Activity —
Lift every line from the entries that includes the word "flag".

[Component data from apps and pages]
----
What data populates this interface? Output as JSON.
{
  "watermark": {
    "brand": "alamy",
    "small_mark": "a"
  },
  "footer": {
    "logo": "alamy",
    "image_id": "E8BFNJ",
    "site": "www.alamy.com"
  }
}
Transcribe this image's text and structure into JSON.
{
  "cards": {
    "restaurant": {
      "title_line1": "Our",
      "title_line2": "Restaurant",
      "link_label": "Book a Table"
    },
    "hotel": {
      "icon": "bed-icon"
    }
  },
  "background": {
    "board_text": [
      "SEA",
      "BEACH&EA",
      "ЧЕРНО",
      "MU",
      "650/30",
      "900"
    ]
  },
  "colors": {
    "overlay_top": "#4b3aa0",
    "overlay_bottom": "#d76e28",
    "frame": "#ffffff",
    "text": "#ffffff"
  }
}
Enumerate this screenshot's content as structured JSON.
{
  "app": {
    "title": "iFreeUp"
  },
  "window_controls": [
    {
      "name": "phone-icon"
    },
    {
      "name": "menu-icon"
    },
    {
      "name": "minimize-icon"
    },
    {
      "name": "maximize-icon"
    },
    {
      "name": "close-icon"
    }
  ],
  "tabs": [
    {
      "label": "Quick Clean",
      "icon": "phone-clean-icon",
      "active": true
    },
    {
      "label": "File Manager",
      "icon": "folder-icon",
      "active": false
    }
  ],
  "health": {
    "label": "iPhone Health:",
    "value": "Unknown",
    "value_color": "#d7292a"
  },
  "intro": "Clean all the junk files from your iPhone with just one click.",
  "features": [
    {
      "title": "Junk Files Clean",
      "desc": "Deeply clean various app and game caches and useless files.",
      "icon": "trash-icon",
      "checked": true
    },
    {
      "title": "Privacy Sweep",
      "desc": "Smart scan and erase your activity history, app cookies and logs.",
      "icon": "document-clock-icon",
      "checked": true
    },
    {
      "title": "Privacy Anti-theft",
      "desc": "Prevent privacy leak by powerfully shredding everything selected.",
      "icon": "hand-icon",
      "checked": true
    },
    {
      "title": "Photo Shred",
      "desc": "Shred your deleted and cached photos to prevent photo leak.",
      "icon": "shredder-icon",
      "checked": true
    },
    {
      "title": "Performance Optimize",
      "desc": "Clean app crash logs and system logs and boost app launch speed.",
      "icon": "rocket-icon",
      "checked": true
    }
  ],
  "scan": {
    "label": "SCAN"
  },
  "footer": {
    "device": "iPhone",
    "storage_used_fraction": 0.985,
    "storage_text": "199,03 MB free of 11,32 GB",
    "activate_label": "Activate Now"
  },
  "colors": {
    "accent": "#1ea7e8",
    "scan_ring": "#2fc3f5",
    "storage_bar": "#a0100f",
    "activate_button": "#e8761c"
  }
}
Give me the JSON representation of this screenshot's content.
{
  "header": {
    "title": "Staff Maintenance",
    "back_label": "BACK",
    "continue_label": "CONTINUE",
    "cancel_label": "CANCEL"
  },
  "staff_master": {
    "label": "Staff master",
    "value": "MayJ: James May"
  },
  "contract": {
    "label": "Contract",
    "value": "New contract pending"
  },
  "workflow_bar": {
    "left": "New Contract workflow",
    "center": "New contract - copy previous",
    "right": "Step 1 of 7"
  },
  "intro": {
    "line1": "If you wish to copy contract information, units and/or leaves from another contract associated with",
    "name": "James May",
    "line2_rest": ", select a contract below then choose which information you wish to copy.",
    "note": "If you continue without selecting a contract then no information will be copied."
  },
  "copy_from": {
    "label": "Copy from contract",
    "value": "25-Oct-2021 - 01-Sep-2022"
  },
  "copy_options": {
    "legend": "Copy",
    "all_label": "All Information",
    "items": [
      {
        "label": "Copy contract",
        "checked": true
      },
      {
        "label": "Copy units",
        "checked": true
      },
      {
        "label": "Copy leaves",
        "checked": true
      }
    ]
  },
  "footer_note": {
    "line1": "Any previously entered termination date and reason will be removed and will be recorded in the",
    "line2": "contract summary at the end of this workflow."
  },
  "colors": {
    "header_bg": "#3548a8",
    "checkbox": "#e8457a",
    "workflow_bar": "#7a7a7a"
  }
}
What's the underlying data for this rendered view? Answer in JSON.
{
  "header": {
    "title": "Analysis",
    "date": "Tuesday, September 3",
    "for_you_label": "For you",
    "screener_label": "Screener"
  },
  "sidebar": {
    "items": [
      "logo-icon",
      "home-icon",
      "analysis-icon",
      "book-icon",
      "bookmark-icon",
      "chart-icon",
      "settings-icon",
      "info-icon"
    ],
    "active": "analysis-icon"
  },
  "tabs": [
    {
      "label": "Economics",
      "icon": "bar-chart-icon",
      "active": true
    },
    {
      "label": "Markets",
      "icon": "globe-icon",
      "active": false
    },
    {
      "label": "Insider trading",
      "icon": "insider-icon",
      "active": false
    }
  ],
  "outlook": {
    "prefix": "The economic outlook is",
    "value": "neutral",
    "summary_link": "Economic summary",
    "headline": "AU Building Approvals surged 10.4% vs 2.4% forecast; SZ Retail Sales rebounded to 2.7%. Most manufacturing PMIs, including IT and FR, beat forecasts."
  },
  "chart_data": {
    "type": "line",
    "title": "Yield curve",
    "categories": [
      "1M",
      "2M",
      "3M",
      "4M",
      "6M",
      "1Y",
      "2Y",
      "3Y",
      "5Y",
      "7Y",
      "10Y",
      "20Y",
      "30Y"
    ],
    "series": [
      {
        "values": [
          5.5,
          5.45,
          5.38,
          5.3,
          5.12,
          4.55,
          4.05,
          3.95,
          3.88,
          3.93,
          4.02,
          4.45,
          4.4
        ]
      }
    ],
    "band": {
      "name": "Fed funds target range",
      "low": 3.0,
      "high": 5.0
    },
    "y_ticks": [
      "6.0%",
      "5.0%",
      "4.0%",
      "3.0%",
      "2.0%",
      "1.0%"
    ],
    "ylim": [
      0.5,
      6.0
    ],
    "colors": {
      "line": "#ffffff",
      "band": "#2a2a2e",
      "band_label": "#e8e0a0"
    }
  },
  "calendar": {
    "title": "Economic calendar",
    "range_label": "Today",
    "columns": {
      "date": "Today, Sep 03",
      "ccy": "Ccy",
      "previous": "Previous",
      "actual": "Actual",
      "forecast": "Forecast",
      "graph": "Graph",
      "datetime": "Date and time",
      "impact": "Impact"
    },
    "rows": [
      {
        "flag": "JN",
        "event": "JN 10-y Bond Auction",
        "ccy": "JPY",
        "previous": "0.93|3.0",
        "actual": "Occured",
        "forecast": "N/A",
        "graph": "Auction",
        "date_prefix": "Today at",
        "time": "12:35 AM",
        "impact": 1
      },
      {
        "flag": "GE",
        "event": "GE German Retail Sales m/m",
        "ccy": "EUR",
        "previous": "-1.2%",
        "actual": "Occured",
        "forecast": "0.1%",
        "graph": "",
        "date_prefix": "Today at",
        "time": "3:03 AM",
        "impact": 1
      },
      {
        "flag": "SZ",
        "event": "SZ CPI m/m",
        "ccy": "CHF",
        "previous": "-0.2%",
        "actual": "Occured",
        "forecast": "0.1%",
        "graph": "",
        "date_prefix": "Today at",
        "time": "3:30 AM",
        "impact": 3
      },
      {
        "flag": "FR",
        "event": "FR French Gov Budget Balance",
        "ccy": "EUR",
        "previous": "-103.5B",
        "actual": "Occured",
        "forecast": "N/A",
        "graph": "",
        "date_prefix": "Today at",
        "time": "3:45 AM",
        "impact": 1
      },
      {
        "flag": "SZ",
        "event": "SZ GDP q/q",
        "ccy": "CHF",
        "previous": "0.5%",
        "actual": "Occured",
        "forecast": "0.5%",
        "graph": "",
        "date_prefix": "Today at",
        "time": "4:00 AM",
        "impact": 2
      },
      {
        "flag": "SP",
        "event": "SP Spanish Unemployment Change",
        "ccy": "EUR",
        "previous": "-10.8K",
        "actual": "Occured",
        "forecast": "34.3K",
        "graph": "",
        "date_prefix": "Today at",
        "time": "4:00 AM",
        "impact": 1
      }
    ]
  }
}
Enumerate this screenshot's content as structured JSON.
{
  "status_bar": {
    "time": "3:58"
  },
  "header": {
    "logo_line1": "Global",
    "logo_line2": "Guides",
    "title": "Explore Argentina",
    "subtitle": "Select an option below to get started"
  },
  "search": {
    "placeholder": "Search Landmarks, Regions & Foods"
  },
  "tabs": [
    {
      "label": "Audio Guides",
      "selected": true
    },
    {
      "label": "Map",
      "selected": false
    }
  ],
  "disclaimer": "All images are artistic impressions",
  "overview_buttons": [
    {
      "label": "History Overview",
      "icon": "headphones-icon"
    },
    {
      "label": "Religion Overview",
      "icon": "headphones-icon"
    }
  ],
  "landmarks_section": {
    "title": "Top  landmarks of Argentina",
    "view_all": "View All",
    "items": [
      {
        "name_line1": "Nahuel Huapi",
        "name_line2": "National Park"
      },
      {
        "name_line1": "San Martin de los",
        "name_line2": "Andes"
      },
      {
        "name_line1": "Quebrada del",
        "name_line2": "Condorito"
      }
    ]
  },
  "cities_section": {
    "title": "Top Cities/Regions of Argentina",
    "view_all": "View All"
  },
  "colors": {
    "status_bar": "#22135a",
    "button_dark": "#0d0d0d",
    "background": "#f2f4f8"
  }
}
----
Reply —
        "flag": "JN",
        "flag": "GE",
        "flag": "SZ",
        "flag": "FR",
        "flag": "SZ",
        "flag": "SP",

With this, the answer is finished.